Element data from apps and pages

[Start of Attachment]

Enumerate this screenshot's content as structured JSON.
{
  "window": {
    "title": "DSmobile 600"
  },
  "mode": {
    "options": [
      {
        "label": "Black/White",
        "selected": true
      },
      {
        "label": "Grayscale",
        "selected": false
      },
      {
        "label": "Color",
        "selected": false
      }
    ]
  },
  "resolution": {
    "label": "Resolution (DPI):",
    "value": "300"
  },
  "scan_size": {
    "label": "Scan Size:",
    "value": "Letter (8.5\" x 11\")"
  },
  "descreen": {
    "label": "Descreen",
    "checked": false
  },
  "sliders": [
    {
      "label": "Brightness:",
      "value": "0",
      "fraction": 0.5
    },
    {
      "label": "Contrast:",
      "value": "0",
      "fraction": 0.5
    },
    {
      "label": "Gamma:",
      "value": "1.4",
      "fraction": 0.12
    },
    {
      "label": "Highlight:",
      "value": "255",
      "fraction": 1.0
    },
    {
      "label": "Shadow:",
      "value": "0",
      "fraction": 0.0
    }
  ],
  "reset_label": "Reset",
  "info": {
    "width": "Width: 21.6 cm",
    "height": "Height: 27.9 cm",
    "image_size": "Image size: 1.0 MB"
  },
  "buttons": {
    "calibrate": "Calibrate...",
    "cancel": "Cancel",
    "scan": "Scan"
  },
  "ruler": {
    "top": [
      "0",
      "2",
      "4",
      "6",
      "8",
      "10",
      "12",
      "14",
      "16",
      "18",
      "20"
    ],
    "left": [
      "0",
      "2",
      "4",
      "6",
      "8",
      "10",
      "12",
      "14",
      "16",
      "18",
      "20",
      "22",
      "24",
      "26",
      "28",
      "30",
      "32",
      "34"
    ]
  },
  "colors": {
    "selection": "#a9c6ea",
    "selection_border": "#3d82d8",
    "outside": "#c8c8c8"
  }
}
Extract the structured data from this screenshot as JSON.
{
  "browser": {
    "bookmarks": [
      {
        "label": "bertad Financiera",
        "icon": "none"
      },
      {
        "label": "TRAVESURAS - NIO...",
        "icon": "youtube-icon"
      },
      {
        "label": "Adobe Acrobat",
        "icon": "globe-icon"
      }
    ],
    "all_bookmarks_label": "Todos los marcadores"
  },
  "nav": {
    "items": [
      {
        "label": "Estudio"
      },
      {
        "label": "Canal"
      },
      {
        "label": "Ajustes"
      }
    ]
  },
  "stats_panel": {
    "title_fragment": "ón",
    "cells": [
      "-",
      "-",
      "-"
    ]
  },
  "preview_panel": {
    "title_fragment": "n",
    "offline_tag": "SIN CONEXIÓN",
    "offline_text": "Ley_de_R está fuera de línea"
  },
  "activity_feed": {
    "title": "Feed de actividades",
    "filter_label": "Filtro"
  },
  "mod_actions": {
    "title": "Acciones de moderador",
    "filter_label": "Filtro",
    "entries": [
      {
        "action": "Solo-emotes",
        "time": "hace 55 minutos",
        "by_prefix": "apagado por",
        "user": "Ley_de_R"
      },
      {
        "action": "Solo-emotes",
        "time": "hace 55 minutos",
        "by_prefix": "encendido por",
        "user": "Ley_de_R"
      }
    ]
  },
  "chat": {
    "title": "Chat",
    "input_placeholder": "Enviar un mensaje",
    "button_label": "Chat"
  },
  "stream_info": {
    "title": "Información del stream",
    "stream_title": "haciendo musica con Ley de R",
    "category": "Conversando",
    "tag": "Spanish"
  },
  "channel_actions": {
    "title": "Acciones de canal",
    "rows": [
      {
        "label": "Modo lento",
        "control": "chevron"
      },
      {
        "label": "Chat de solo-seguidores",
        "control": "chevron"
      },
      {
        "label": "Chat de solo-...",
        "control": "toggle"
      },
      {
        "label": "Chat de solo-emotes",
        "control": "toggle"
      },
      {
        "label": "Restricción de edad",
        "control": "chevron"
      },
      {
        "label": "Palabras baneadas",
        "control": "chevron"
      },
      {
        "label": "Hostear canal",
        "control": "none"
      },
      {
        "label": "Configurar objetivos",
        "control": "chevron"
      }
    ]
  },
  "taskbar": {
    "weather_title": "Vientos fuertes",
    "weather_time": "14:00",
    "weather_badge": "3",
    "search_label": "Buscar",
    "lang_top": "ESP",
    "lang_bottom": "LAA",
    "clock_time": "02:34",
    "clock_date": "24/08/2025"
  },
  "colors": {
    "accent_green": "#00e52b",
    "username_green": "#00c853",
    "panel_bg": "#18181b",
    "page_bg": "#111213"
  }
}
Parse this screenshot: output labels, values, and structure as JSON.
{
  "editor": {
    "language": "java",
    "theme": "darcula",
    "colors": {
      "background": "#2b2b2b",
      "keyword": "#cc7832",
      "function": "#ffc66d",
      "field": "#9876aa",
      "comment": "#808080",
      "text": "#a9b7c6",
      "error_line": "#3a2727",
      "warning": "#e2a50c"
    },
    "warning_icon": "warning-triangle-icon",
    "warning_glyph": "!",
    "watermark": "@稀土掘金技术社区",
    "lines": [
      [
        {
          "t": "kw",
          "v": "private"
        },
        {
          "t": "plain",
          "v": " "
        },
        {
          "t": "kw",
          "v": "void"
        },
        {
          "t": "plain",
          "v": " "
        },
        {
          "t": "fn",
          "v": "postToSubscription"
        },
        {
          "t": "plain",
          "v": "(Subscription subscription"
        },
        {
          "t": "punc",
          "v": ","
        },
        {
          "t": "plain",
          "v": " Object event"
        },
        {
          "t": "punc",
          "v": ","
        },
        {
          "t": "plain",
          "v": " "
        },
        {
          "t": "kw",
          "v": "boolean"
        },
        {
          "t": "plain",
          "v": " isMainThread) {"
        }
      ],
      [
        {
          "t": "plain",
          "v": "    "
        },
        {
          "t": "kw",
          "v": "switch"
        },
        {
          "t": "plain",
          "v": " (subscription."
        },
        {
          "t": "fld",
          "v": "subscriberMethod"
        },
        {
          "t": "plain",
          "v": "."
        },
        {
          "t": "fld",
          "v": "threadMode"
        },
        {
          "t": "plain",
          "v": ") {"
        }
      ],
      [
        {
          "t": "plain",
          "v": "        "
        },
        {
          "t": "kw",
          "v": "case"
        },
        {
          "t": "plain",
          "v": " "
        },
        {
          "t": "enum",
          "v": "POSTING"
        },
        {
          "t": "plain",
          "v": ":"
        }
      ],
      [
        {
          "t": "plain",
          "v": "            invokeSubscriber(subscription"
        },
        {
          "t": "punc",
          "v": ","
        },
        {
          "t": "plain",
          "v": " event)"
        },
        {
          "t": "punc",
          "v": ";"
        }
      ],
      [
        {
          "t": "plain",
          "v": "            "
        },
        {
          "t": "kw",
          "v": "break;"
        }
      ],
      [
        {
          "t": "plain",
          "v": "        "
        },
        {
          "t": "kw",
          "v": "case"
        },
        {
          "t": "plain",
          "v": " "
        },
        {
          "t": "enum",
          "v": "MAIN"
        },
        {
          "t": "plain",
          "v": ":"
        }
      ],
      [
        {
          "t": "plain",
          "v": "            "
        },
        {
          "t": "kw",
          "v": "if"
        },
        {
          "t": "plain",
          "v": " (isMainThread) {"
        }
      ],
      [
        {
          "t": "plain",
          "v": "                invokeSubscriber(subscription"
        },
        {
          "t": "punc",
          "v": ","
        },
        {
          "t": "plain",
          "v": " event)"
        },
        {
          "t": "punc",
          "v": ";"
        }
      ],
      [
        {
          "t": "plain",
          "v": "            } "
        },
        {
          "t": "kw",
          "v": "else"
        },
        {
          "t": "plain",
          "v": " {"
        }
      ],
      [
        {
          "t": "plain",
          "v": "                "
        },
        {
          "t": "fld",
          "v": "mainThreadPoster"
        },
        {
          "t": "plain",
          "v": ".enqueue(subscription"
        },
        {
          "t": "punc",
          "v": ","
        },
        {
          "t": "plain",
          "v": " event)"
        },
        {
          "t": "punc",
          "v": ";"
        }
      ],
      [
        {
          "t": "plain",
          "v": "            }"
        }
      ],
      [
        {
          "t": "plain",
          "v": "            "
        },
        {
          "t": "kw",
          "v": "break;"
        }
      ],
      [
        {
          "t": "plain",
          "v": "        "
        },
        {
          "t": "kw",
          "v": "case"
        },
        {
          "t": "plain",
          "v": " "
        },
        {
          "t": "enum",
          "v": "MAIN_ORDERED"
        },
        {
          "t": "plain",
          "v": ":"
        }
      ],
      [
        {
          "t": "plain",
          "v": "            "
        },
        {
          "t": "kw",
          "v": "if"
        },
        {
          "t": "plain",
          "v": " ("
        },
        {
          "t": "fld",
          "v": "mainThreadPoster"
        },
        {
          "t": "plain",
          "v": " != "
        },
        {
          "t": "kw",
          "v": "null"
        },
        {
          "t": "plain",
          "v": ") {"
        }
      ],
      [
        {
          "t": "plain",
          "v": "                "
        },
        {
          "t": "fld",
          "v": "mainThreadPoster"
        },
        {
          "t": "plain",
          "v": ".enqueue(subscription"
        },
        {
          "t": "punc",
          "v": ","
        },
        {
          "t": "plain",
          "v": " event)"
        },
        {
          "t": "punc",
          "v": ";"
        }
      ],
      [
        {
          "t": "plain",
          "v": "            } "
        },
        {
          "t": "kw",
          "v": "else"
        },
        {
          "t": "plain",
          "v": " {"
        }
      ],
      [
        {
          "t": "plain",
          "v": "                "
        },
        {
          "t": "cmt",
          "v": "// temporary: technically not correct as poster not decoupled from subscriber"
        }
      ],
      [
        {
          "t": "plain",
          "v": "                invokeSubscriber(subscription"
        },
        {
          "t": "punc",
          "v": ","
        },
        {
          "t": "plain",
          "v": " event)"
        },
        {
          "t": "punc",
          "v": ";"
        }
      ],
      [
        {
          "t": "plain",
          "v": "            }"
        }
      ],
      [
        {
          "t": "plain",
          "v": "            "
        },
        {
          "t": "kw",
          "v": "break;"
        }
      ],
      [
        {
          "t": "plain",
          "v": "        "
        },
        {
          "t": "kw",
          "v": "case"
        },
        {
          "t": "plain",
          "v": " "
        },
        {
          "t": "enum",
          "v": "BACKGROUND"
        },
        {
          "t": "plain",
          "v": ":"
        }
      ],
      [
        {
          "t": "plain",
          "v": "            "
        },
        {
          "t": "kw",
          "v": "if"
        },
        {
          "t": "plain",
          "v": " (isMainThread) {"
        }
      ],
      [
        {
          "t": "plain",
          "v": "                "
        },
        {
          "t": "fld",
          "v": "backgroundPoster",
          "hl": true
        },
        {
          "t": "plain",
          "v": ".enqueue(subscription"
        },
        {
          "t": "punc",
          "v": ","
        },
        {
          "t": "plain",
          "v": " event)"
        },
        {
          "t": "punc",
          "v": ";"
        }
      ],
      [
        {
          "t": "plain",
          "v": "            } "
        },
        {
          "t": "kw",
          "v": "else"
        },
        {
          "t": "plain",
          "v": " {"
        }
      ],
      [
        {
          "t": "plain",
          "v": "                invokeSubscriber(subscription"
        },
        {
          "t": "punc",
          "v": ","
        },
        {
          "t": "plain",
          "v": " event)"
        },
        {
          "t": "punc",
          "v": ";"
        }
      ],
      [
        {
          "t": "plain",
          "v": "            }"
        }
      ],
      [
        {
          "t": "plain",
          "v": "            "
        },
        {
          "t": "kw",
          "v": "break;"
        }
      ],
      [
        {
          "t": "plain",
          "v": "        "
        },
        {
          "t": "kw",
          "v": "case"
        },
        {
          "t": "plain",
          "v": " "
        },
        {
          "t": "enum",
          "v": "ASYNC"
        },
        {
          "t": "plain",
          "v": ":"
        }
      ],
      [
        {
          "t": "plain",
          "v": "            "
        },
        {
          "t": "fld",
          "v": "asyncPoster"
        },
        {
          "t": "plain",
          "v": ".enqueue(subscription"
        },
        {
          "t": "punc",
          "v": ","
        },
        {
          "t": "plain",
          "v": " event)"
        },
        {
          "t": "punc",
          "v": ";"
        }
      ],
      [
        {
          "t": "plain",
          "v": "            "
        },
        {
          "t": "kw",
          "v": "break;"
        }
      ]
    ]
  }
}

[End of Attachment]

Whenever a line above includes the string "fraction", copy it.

      "fraction": 0.5
      "fraction": 0.5
      "fraction": 0.12
      "fraction": 1.0
      "fraction": 0.0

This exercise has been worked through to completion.